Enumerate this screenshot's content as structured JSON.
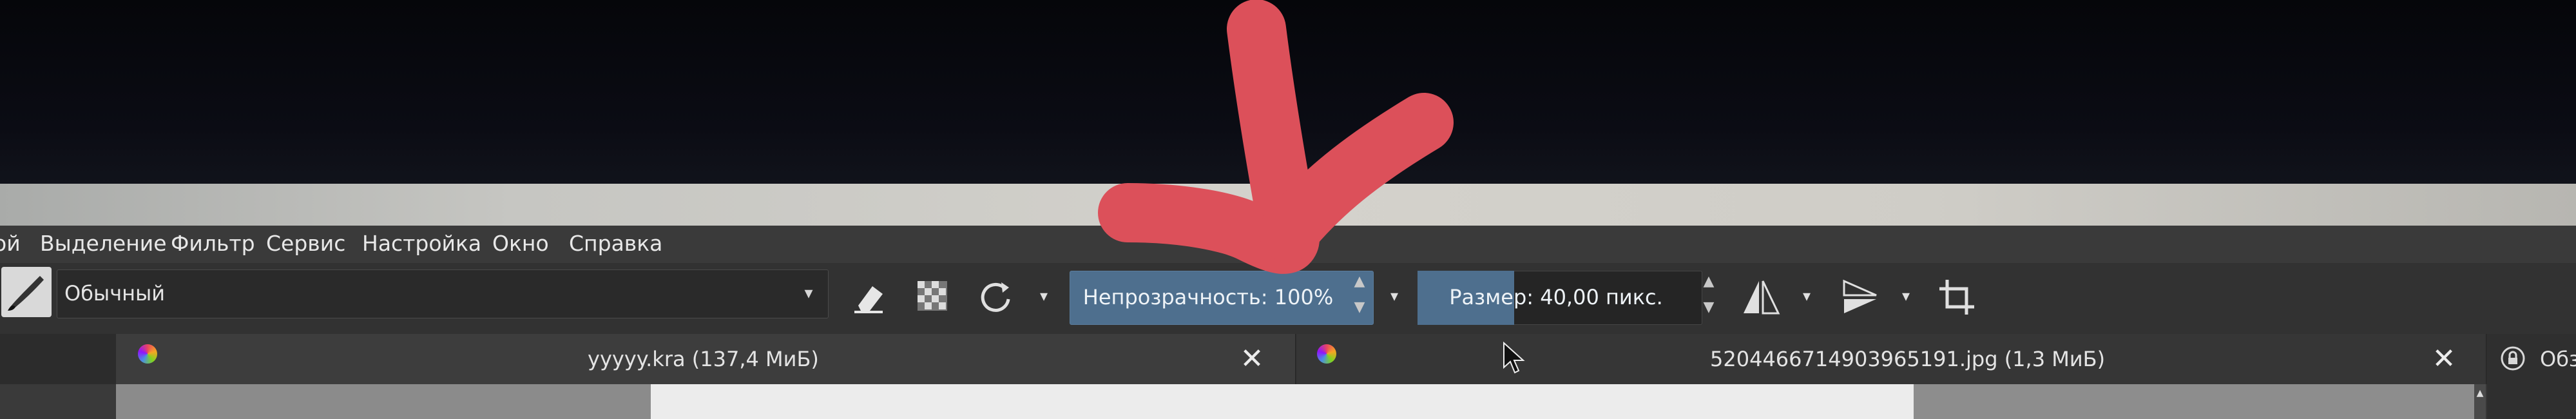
{
  "menu": {
    "items": [
      {
        "id": "partial",
        "label": "ой"
      },
      {
        "id": "select",
        "label": "Выделение"
      },
      {
        "id": "filter",
        "label": "Фильтр"
      },
      {
        "id": "tools",
        "label": "Сервис"
      },
      {
        "id": "settings",
        "label": "Настройка"
      },
      {
        "id": "window",
        "label": "Окно"
      },
      {
        "id": "help",
        "label": "Справка"
      }
    ]
  },
  "toolbar": {
    "brush_preset": "Обычный",
    "opacity_label": "Непрозрачность: 100%",
    "opacity_value": 1.0,
    "size_label": "Размер: 40,00 пикс.",
    "icons": {
      "preset": "brush-preset-icon",
      "eraser": "eraser-icon",
      "alpha": "alpha-lock-icon",
      "reload": "reload-preset-icon",
      "mirror_h": "mirror-horizontal-icon",
      "mirror_v": "mirror-vertical-icon",
      "crop": "crop-icon"
    }
  },
  "tabs": [
    {
      "label": "yyyyy.kra (137,4 МиБ)",
      "close": "✕"
    },
    {
      "label": "5204466714903965191.jpg (1,3 МиБ)",
      "close": "✕"
    }
  ],
  "right_panel": {
    "label": "Обз"
  },
  "colors": {
    "annotation": "#dc505a",
    "accent": "#4e6f8e",
    "window_bg": "#373737"
  }
}
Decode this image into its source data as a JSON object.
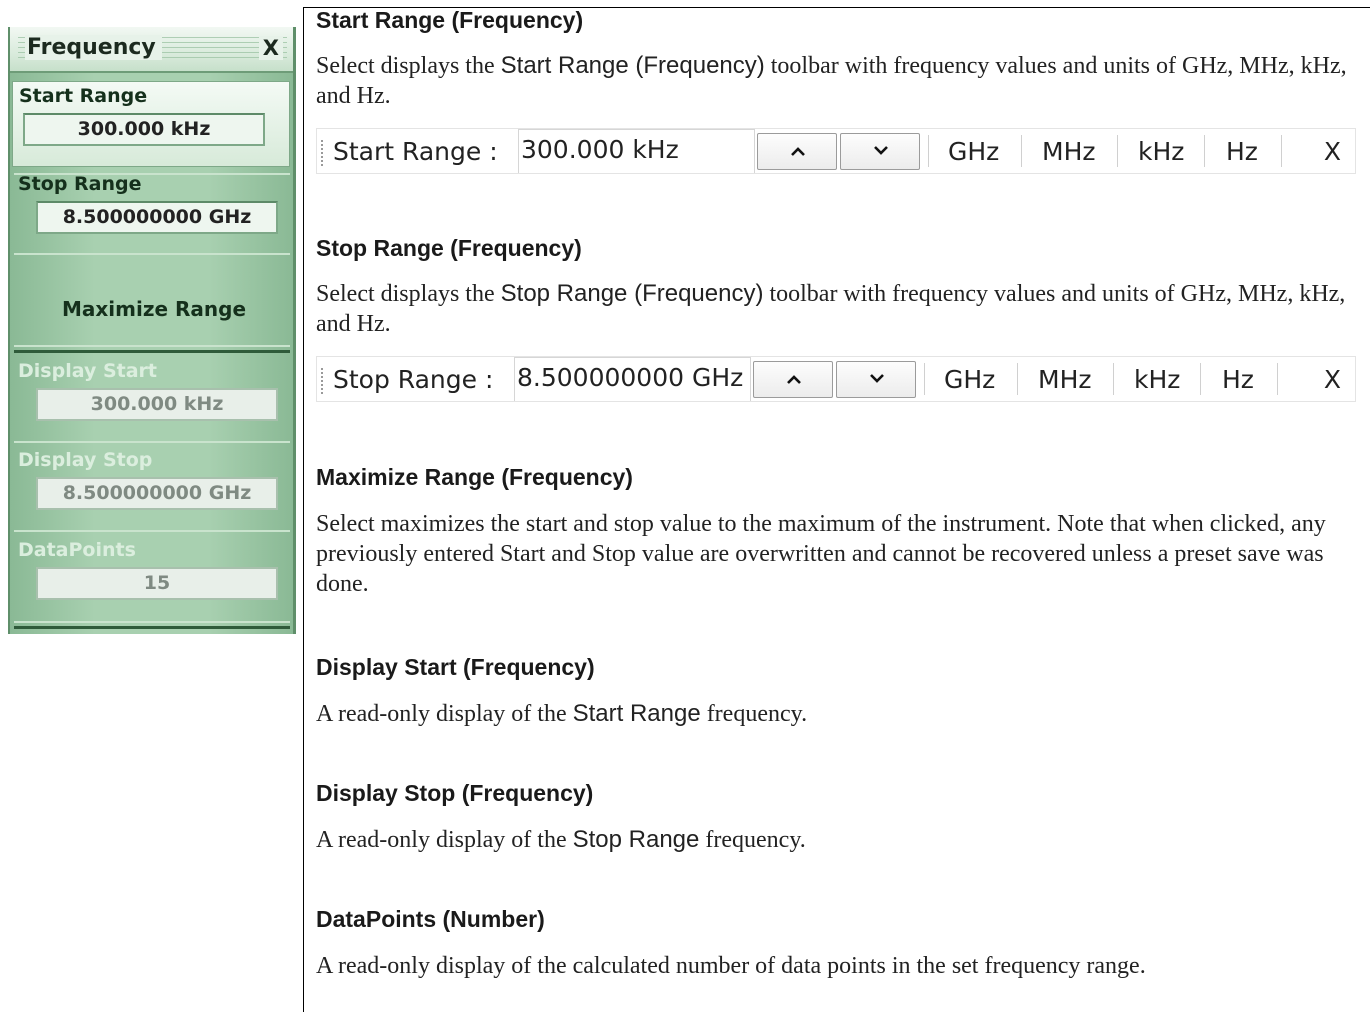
{
  "menu": {
    "title": "Frequency",
    "close": "X",
    "start_range": {
      "label": "Start Range",
      "value": "300.000 kHz"
    },
    "stop_range": {
      "label": "Stop Range",
      "value": "8.500000000 GHz"
    },
    "maximize": "Maximize Range",
    "display_start": {
      "label": "Display Start",
      "value": "300.000 kHz"
    },
    "display_stop": {
      "label": "Display Stop",
      "value": "8.500000000 GHz"
    },
    "datapoints": {
      "label": "DataPoints",
      "value": "15"
    }
  },
  "sections": {
    "start": {
      "heading": "Start Range (Frequency)",
      "text_a": "Select displays the ",
      "text_ui": "Start Range (Frequency)",
      "text_b": " toolbar with frequency values and units of GHz, MHz, kHz, and Hz."
    },
    "stop": {
      "heading": "Stop Range (Frequency)",
      "text_a": "Select displays the ",
      "text_ui": "Stop Range (Frequency)",
      "text_b": " toolbar with frequency values and units of GHz, MHz, kHz, and Hz."
    },
    "maximize": {
      "heading": "Maximize Range (Frequency)",
      "text": "Select maximizes the start and stop value to the maximum of the instrument. Note that when clicked, any previously entered Start and Stop value are overwritten and cannot be recovered unless a preset save was done."
    },
    "display_start": {
      "heading": "Display Start (Frequency)",
      "text_a": "A read-only display of the ",
      "text_ui": "Start Range",
      "text_b": " frequency."
    },
    "display_stop": {
      "heading": "Display Stop (Frequency)",
      "text_a": "A read-only display of the ",
      "text_ui": "Stop Range",
      "text_b": " frequency."
    },
    "datapoints": {
      "heading": "DataPoints (Number)",
      "text": "A read-only display of the calculated number of data points in the set frequency range."
    }
  },
  "toolbar_start": {
    "label": "Start Range :",
    "value": "300.000 kHz",
    "units": [
      "GHz",
      "MHz",
      "kHz",
      "Hz"
    ],
    "close": "X"
  },
  "toolbar_stop": {
    "label": "Stop Range :",
    "value": "8.500000000 GHz",
    "units": [
      "GHz",
      "MHz",
      "kHz",
      "Hz"
    ],
    "close": "X"
  }
}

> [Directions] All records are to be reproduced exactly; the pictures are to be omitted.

> [Exercise result]
Enumerate this screenshot's content as structured JSON.
{
  "menu": {
    "items": [
      {
        "id": "partial",
        "label": "ой"
      },
      {
        "id": "select",
        "label": "Выделение"
      },
      {
        "id": "filter",
        "label": "Фильтр"
      },
      {
        "id": "tools",
        "label": "Сервис"
      },
      {
        "id": "settings",
        "label": "Настройка"
      },
      {
        "id": "window",
        "label": "Окно"
      },
      {
        "id": "help",
        "label": "Справка"
      }
    ]
  },
  "toolbar": {
    "brush_preset": "Обычный",
    "opacity_label": "Непрозрачность: 100%",
    "opacity_value": 1.0,
    "size_label": "Размер: 40,00 пикс.",
    "icons": {
      "preset": "brush-preset-icon",
      "eraser": "eraser-icon",
      "alpha": "alpha-lock-icon",
      "reload": "reload-preset-icon",
      "mirror_h": "mirror-horizontal-icon",
      "mirror_v": "mirror-vertical-icon",
      "crop": "crop-icon"
    }
  },
  "tabs": [
    {
      "label": "yyyyy.kra (137,4 МиБ)",
      "close": "✕"
    },
    {
      "label": "5204466714903965191.jpg (1,3 МиБ)",
      "close": "✕"
    }
  ],
  "right_panel": {
    "label": "Обз"
  },
  "colors": {
    "annotation": "#dc505a",
    "accent": "#4e6f8e",
    "window_bg": "#373737"
  }
}
Decode this image into its source data as a JSON object.
{
  "menu": {
    "title": "Frequency",
    "close": "X",
    "start_range": {
      "label": "Start Range",
      "value": "300.000 kHz"
    },
    "stop_range": {
      "label": "Stop Range",
      "value": "8.500000000 GHz"
    },
    "maximize": "Maximize Range",
    "display_start": {
      "label": "Display Start",
      "value": "300.000 kHz"
    },
    "display_stop": {
      "label": "Display Stop",
      "value": "8.500000000 GHz"
    },
    "datapoints": {
      "label": "DataPoints",
      "value": "15"
    }
  },
  "sections": {
    "start": {
      "heading": "Start Range (Frequency)",
      "text_a": "Select displays the ",
      "text_ui": "Start Range (Frequency)",
      "text_b": " toolbar with frequency values and units of GHz, MHz, kHz, and Hz."
    },
    "stop": {
      "heading": "Stop Range (Frequency)",
      "text_a": "Select displays the ",
      "text_ui": "Stop Range (Frequency)",
      "text_b": " toolbar with frequency values and units of GHz, MHz, kHz, and Hz."
    },
    "maximize": {
      "heading": "Maximize Range (Frequency)",
      "text": "Select maximizes the start and stop value to the maximum of the instrument. Note that when clicked, any previously entered Start and Stop value are overwritten and cannot be recovered unless a preset save was done."
    },
    "display_start": {
      "heading": "Display Start (Frequency)",
      "text_a": "A read-only display of the ",
      "text_ui": "Start Range",
      "text_b": " frequency."
    },
    "display_stop": {
      "heading": "Display Stop (Frequency)",
      "text_a": "A read-only display of the ",
      "text_ui": "Stop Range",
      "text_b": " frequency."
    },
    "datapoints": {
      "heading": "DataPoints (Number)",
      "text": "A read-only display of the calculated number of data points in the set frequency range."
    }
  },
  "toolbar_start": {
    "label": "Start Range :",
    "value": "300.000 kHz",
    "units": [
      "GHz",
      "MHz",
      "kHz",
      "Hz"
    ],
    "close": "X"
  },
  "toolbar_stop": {
    "label": "Stop Range :",
    "value": "8.500000000 GHz",
    "units": [
      "GHz",
      "MHz",
      "kHz",
      "Hz"
    ],
    "close": "X"
  }
}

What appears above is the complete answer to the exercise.